--- Input ---
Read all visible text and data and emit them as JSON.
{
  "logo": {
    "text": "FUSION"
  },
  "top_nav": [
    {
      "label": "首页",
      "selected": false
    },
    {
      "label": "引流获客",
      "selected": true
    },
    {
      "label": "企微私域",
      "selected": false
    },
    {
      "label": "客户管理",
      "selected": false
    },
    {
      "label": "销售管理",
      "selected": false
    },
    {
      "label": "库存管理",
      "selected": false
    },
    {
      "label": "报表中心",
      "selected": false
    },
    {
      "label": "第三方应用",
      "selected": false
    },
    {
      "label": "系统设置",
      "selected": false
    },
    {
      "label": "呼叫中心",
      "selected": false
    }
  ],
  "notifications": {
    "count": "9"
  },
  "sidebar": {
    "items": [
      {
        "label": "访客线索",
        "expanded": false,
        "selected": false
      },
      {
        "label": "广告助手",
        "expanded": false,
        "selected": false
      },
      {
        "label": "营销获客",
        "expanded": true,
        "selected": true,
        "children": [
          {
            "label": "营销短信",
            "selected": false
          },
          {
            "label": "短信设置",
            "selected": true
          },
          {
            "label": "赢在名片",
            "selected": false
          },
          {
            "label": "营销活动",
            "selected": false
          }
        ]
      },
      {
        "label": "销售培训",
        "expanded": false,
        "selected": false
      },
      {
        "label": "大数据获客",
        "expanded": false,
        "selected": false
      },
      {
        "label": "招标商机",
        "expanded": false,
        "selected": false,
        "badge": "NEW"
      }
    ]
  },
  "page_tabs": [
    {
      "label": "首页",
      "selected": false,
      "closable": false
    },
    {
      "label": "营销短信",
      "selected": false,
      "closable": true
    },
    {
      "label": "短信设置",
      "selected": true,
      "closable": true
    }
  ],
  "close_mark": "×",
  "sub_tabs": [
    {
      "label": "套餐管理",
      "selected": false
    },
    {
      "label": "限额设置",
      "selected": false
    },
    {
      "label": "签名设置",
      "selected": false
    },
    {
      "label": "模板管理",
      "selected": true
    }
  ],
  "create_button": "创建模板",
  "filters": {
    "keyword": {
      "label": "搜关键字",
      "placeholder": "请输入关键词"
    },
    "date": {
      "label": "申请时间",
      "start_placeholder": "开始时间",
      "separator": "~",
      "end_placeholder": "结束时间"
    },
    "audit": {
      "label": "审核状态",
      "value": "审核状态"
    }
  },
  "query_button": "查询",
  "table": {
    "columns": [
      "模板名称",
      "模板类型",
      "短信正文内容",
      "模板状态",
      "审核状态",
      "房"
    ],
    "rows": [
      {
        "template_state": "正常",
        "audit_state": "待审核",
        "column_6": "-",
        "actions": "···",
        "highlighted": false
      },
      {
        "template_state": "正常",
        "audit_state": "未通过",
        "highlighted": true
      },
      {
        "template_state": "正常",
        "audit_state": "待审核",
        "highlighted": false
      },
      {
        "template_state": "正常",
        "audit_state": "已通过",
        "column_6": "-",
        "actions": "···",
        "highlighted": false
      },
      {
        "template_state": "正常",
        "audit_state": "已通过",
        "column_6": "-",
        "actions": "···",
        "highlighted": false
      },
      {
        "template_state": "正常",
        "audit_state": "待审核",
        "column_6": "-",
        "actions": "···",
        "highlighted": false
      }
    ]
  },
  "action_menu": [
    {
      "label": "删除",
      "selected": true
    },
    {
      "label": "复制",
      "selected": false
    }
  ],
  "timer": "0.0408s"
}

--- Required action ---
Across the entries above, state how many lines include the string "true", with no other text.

--- Exercise response ---
10